Problem description: Output the entries exactly.

(Stored entries)
####

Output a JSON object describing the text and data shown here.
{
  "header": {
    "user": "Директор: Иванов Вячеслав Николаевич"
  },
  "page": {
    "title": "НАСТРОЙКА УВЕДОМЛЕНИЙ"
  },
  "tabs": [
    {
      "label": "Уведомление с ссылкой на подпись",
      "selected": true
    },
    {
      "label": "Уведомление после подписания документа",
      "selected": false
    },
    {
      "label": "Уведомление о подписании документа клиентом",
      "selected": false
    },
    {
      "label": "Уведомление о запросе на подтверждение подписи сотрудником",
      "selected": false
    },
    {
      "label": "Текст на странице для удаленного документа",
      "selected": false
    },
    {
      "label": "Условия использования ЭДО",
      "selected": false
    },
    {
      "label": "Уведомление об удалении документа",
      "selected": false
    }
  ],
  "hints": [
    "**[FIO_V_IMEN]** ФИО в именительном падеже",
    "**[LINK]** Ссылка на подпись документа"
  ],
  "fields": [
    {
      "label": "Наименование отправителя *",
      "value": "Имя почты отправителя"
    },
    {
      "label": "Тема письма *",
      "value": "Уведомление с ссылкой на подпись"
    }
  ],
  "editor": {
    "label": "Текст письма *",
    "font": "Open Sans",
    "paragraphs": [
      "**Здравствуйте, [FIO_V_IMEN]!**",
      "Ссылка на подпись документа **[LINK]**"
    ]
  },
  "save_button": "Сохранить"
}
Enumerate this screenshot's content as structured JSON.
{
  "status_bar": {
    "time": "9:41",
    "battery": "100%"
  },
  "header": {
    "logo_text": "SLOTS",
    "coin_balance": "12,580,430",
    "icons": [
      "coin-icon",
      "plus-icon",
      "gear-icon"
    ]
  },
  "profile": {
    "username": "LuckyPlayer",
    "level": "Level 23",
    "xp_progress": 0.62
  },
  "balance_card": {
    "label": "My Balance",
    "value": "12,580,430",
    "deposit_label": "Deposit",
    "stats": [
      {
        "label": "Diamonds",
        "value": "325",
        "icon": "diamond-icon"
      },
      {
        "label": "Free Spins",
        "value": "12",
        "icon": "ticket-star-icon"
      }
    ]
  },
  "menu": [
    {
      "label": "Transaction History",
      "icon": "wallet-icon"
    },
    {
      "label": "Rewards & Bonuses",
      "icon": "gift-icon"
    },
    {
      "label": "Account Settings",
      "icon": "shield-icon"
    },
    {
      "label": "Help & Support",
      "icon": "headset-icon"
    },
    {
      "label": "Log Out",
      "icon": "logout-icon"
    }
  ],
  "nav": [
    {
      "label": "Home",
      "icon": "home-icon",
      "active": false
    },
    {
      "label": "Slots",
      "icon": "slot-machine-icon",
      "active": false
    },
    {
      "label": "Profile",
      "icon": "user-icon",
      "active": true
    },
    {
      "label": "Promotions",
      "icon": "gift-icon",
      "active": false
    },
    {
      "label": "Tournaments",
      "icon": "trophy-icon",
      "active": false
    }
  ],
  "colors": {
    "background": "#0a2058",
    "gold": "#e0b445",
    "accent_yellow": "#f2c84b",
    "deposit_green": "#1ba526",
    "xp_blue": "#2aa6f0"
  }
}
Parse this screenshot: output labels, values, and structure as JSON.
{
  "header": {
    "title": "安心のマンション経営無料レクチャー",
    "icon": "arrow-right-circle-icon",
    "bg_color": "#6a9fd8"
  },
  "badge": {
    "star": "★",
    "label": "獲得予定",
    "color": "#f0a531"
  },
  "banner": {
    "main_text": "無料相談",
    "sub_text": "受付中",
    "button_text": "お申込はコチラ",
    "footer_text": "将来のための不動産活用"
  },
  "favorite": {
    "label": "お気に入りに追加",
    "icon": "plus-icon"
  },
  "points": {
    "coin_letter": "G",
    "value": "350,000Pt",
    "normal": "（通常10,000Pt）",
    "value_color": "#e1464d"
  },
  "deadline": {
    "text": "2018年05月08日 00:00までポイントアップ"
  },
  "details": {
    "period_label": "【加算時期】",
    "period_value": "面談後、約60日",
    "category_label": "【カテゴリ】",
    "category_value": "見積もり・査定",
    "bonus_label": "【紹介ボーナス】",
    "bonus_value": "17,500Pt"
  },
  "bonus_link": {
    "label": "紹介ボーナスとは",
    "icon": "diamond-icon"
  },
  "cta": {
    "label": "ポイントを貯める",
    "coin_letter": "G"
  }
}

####

Result for this exercise:
Output a JSON object describing the text and data shown here.
{
  "header": {
    "user": "Директор: Иванов Вячеслав Николаевич"
  },
  "page": {
    "title": "НАСТРОЙКА УВЕДОМЛЕНИЙ"
  },
  "tabs": [
    {
      "label": "Уведомление с ссылкой на подпись",
      "selected": true
    },
    {
      "label": "Уведомление после подписания документа",
      "selected": false
    },
    {
      "label": "Уведомление о подписании документа клиентом",
      "selected": false
    },
    {
      "label": "Уведомление о запросе на подтверждение подписи сотрудником",
      "selected": false
    },
    {
      "label": "Текст на странице для удаленного документа",
      "selected": false
    },
    {
      "label": "Условия использования ЭДО",
      "selected": false
    },
    {
      "label": "Уведомление об удалении документа",
      "selected": false
    }
  ],
  "hints": [
    "**[FIO_V_IMEN]** ФИО в именительном падеже",
    "**[LINK]** Ссылка на подпись документа"
  ],
  "fields": [
    {
      "label": "Наименование отправителя *",
      "value": "Имя почты отправителя"
    },
    {
      "label": "Тема письма *",
      "value": "Уведомление с ссылкой на подпись"
    }
  ],
  "editor": {
    "label": "Текст письма *",
    "font": "Open Sans",
    "paragraphs": [
      "**Здравствуйте, [FIO_V_IMEN]!**",
      "Ссылка на подпись документа **[LINK]**"
    ]
  },
  "save_button": "Сохранить"
}
Enumerate this screenshot's content as structured JSON.
{
  "status_bar": {
    "time": "9:41",
    "battery": "100%"
  },
  "header": {
    "logo_text": "SLOTS",
    "coin_balance": "12,580,430",
    "icons": [
      "coin-icon",
      "plus-icon",
      "gear-icon"
    ]
  },
  "profile": {
    "username": "LuckyPlayer",
    "level": "Level 23",
    "xp_progress": 0.62
  },
  "balance_card": {
    "label": "My Balance",
    "value": "12,580,430",
    "deposit_label": "Deposit",
    "stats": [
      {
        "label": "Diamonds",
        "value": "325",
        "icon": "diamond-icon"
      },
      {
        "label": "Free Spins",
        "value": "12",
        "icon": "ticket-star-icon"
      }
    ]
  },
  "menu": [
    {
      "label": "Transaction History",
      "icon": "wallet-icon"
    },
    {
      "label": "Rewards & Bonuses",
      "icon": "gift-icon"
    },
    {
      "label": "Account Settings",
      "icon": "shield-icon"
    },
    {
      "label": "Help & Support",
      "icon": "headset-icon"
    },
    {
      "label": "Log Out",
      "icon": "logout-icon"
    }
  ],
  "nav": [
    {
      "label": "Home",
      "icon": "home-icon",
      "active": false
    },
    {
      "label": "Slots",
      "icon": "slot-machine-icon",
      "active": false
    },
    {
      "label": "Profile",
      "icon": "user-icon",
      "active": true
    },
    {
      "label": "Promotions",
      "icon": "gift-icon",
      "active": false
    },
    {
      "label": "Tournaments",
      "icon": "trophy-icon",
      "active": false
    }
  ],
  "colors": {
    "background": "#0a2058",
    "gold": "#e0b445",
    "accent_yellow": "#f2c84b",
    "deposit_green": "#1ba526",
    "xp_blue": "#2aa6f0"
  }
}
Parse this screenshot: output labels, values, and structure as JSON.
{
  "header": {
    "title": "安心のマンション経営無料レクチャー",
    "icon": "arrow-right-circle-icon",
    "bg_color": "#6a9fd8"
  },
  "badge": {
    "star": "★",
    "label": "獲得予定",
    "color": "#f0a531"
  },
  "banner": {
    "main_text": "無料相談",
    "sub_text": "受付中",
    "button_text": "お申込はコチラ",
    "footer_text": "将来のための不動産活用"
  },
  "favorite": {
    "label": "お気に入りに追加",
    "icon": "plus-icon"
  },
  "points": {
    "coin_letter": "G",
    "value": "350,000Pt",
    "normal": "（通常10,000Pt）",
    "value_color": "#e1464d"
  },
  "deadline": {
    "text": "2018年05月08日 00:00までポイントアップ"
  },
  "details": {
    "period_label": "【加算時期】",
    "period_value": "面談後、約60日",
    "category_label": "【カテゴリ】",
    "category_value": "見積もり・査定",
    "bonus_label": "【紹介ボーナス】",
    "bonus_value": "17,500Pt"
  },
  "bonus_link": {
    "label": "紹介ボーナスとは",
    "icon": "diamond-icon"
  },
  "cta": {
    "label": "ポイントを貯める",
    "coin_letter": "G"
  }
}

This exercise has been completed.